======== Excerpted records ========

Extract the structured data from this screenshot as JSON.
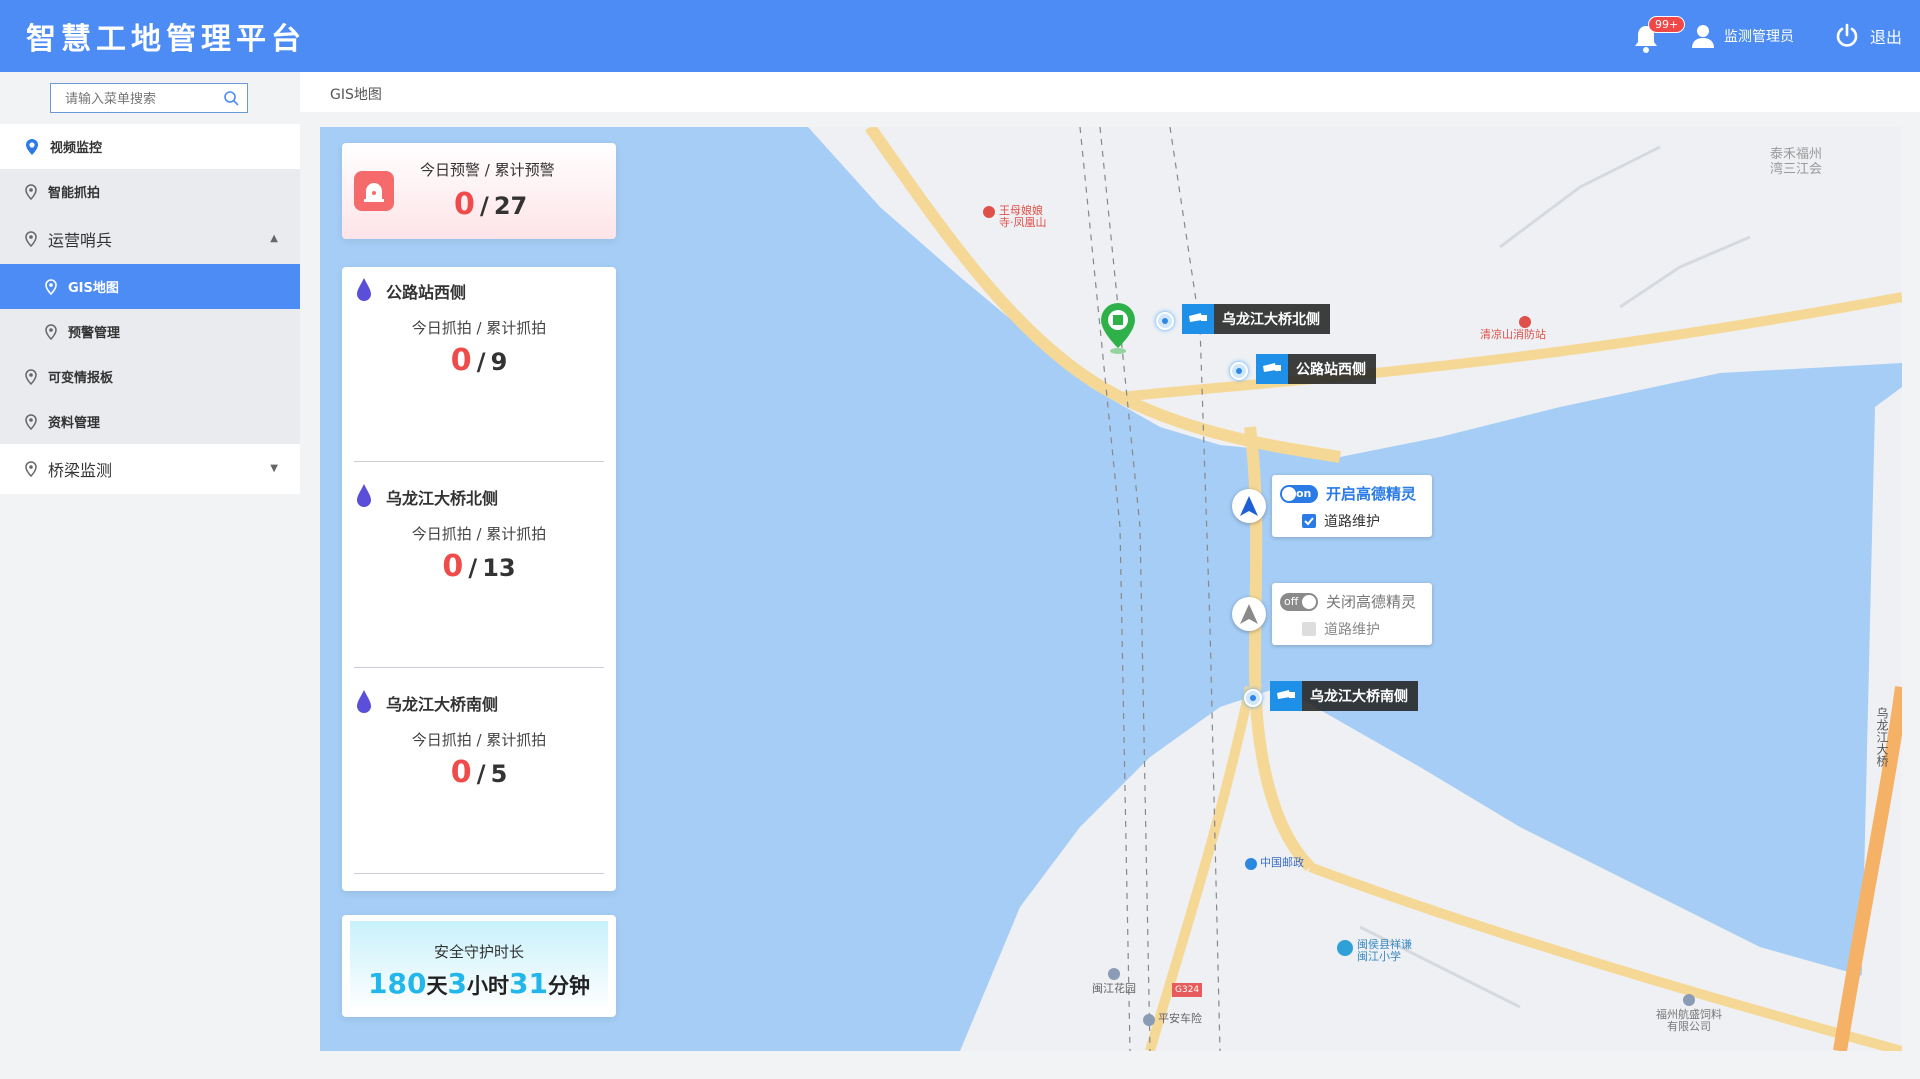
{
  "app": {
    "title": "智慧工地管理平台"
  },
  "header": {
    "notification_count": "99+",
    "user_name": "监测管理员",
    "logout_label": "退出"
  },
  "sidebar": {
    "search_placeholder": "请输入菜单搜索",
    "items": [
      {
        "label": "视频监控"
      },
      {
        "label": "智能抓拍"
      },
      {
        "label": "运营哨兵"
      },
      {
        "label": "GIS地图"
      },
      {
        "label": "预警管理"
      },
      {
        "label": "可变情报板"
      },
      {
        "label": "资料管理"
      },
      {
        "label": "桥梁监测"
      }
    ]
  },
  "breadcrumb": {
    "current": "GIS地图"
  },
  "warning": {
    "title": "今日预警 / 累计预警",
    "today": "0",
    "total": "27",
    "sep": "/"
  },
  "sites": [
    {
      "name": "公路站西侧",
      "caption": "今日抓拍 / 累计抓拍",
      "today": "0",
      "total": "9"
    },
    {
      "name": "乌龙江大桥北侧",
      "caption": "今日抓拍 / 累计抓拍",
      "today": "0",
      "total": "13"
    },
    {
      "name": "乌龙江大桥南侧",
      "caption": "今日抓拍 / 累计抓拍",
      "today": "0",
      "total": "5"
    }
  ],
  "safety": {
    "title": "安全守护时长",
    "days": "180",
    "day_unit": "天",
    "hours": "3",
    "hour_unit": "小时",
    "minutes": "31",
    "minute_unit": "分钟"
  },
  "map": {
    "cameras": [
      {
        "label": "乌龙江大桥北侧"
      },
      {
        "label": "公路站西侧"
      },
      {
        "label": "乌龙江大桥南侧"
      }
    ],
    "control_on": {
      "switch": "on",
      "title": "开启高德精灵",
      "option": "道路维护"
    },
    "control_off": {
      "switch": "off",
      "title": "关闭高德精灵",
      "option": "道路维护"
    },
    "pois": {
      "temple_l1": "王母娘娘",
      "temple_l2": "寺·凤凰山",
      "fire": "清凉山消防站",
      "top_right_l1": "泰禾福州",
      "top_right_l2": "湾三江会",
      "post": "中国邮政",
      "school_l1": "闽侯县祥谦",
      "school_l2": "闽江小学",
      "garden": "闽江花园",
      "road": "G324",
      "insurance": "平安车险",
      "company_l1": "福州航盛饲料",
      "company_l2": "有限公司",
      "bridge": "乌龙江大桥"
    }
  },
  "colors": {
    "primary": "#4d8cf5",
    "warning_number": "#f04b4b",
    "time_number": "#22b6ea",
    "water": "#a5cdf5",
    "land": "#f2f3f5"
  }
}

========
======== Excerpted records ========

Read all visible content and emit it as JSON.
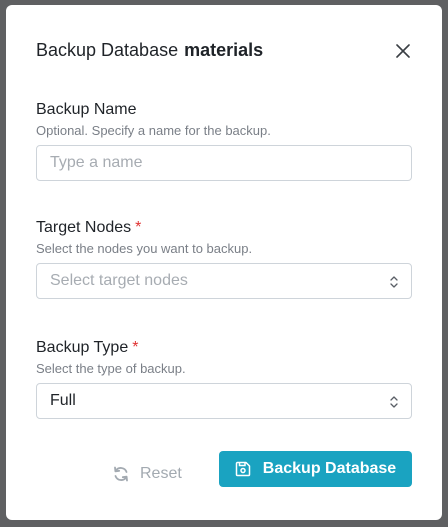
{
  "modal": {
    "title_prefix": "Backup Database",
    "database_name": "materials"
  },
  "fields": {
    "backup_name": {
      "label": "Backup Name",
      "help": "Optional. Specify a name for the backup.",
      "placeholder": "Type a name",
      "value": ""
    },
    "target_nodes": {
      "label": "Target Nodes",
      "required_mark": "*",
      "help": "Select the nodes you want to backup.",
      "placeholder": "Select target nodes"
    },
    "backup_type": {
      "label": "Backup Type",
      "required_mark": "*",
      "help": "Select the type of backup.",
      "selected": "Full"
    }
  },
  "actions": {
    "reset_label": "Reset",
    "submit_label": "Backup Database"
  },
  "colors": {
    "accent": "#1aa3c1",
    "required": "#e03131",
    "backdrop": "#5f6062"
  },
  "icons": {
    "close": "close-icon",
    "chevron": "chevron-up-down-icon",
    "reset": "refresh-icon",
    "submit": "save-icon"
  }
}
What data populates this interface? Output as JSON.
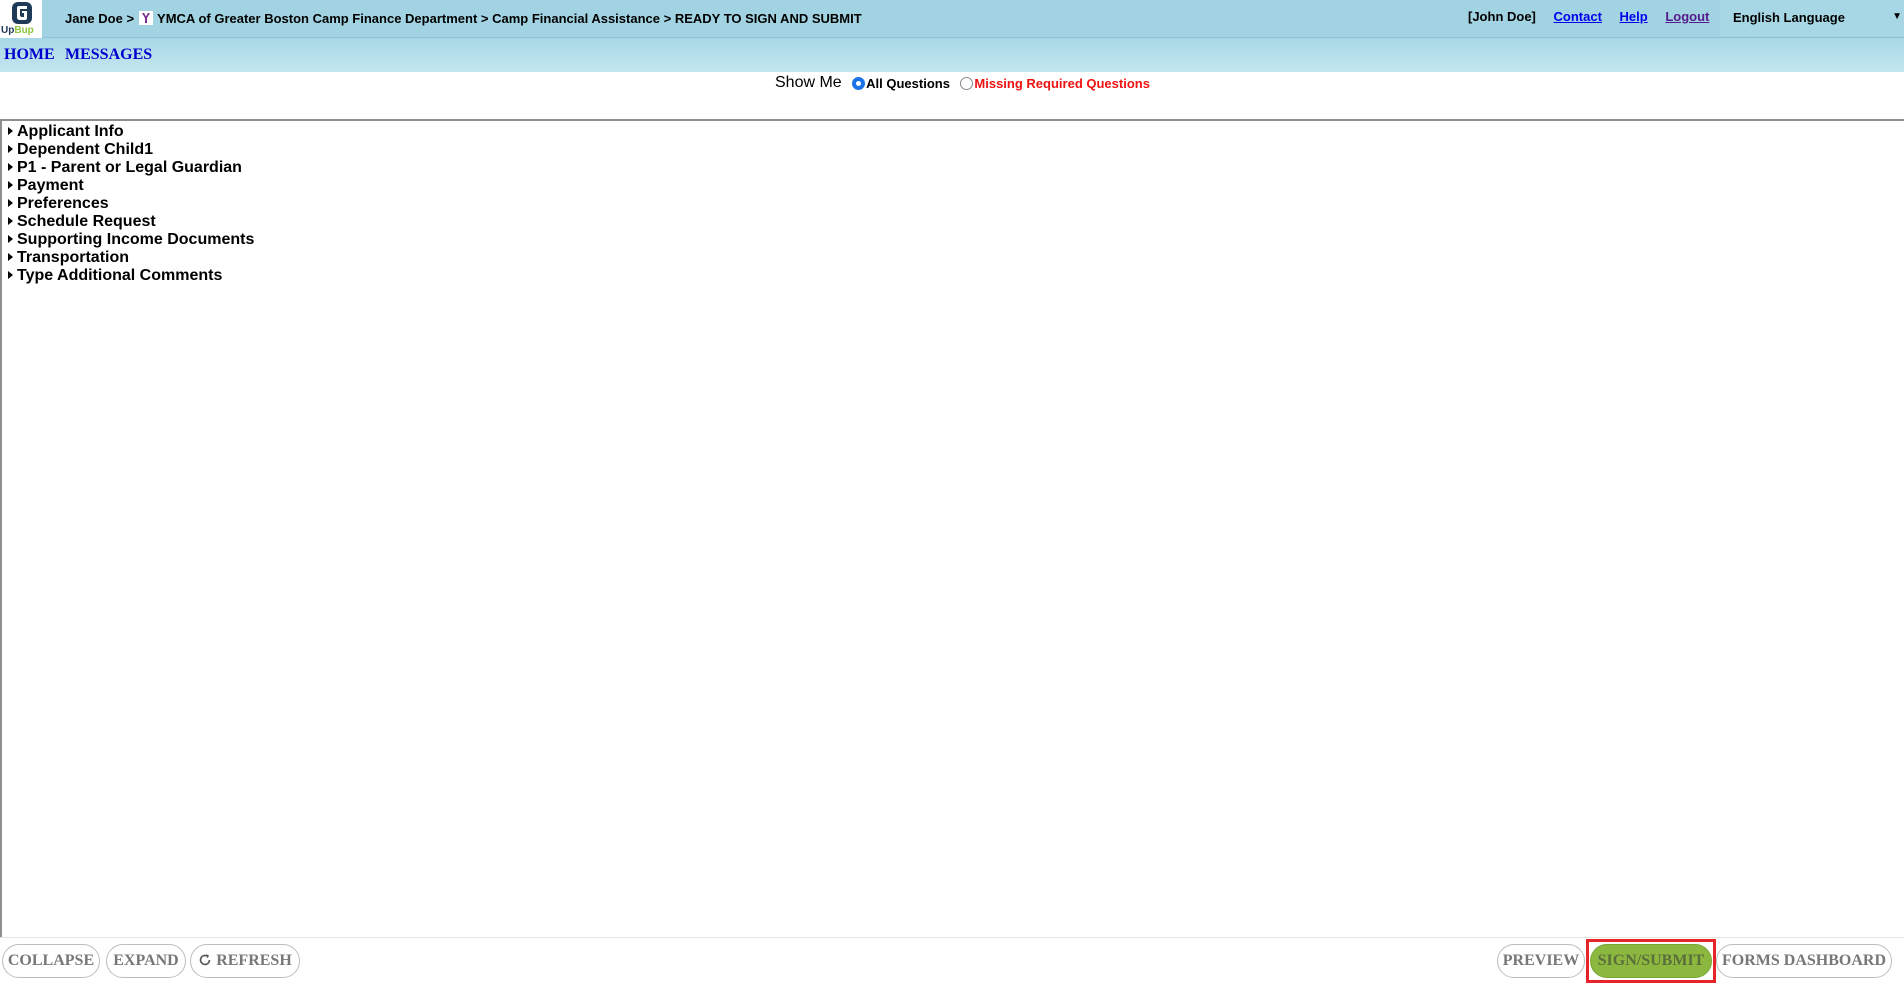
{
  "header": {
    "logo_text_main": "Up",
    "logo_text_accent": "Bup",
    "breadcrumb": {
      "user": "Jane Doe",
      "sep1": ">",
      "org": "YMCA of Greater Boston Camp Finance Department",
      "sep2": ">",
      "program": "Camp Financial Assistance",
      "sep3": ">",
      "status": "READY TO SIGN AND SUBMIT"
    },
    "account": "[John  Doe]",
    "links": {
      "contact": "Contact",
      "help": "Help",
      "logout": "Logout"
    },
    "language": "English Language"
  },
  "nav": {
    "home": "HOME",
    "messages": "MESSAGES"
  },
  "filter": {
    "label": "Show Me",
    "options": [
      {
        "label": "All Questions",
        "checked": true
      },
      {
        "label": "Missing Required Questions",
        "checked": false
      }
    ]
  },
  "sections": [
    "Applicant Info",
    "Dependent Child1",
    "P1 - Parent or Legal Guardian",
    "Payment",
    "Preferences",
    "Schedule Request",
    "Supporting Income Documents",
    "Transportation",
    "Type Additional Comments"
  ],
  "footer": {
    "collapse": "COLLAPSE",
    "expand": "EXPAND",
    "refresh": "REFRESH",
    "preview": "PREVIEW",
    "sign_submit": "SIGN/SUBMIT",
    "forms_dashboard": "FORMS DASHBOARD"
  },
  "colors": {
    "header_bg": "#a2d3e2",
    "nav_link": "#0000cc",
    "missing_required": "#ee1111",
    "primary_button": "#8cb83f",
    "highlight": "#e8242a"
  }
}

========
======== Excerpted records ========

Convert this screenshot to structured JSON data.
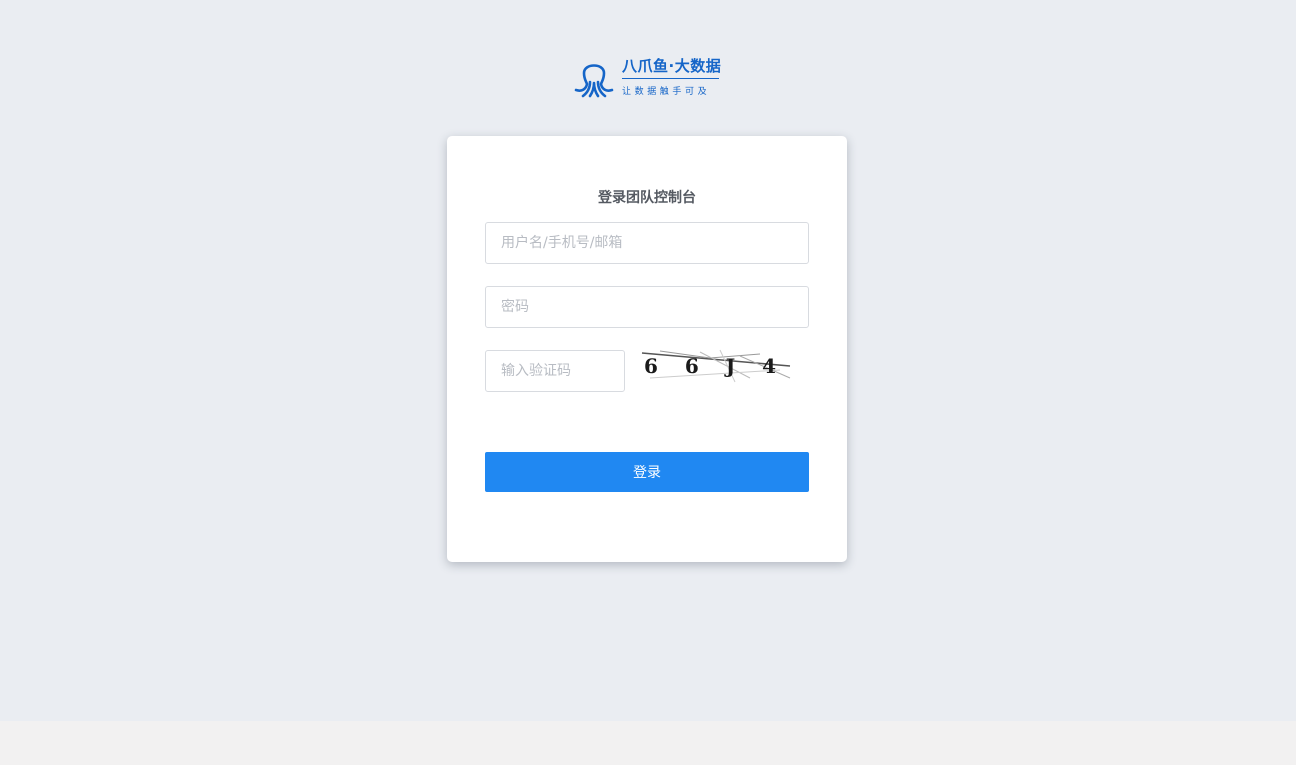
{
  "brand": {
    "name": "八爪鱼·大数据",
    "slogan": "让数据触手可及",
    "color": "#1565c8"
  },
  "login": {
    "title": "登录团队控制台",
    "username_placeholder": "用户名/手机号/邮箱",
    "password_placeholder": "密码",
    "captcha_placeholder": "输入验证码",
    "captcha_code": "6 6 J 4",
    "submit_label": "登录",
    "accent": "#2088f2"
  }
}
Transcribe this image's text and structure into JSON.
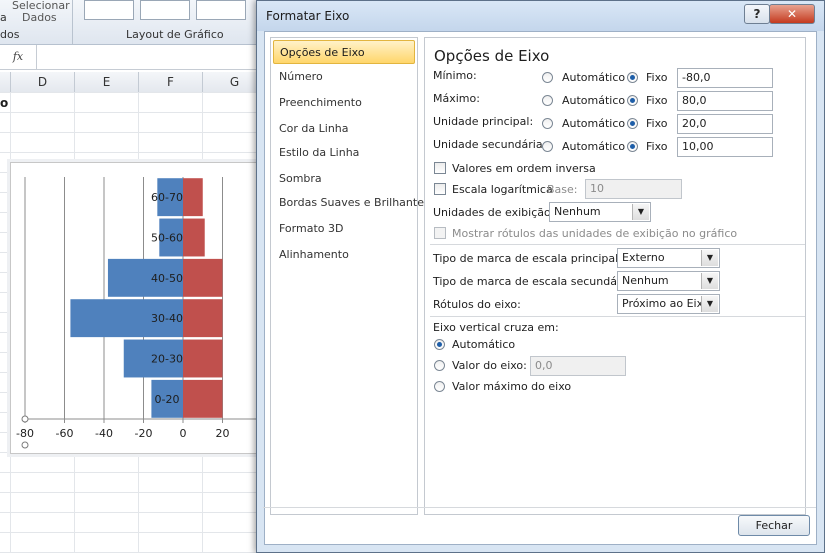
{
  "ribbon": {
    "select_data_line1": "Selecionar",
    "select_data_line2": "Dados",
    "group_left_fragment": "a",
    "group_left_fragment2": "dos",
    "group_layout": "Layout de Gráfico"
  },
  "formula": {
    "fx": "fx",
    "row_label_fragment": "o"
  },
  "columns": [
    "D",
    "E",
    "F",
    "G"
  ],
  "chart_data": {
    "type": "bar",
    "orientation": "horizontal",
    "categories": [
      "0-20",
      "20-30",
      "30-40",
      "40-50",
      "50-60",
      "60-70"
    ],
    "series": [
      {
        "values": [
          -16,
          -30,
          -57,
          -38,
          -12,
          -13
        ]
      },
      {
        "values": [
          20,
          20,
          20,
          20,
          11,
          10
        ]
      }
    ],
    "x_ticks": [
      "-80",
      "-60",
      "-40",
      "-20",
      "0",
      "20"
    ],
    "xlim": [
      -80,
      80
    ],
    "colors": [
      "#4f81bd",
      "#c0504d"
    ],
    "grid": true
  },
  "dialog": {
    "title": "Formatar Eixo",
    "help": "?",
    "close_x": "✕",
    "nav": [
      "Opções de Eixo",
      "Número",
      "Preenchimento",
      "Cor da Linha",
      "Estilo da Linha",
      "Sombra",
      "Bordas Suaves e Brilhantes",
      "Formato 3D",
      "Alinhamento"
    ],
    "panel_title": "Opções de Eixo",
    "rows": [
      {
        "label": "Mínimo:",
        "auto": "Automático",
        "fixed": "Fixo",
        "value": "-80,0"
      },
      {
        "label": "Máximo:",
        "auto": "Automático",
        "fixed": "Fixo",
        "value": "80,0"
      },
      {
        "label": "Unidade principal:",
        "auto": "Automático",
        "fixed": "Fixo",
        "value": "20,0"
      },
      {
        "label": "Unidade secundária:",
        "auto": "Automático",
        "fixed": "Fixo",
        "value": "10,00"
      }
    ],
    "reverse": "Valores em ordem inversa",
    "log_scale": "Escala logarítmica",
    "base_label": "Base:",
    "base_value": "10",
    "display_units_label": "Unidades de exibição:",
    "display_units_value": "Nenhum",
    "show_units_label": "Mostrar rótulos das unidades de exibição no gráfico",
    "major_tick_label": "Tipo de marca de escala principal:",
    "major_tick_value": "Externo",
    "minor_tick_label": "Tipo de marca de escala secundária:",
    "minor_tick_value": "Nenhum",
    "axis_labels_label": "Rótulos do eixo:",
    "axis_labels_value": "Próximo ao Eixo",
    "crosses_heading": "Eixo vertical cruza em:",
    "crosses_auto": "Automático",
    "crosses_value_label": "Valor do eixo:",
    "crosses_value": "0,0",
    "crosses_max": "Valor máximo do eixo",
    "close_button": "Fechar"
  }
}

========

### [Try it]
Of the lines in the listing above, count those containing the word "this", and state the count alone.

### [Solution to the problem]
4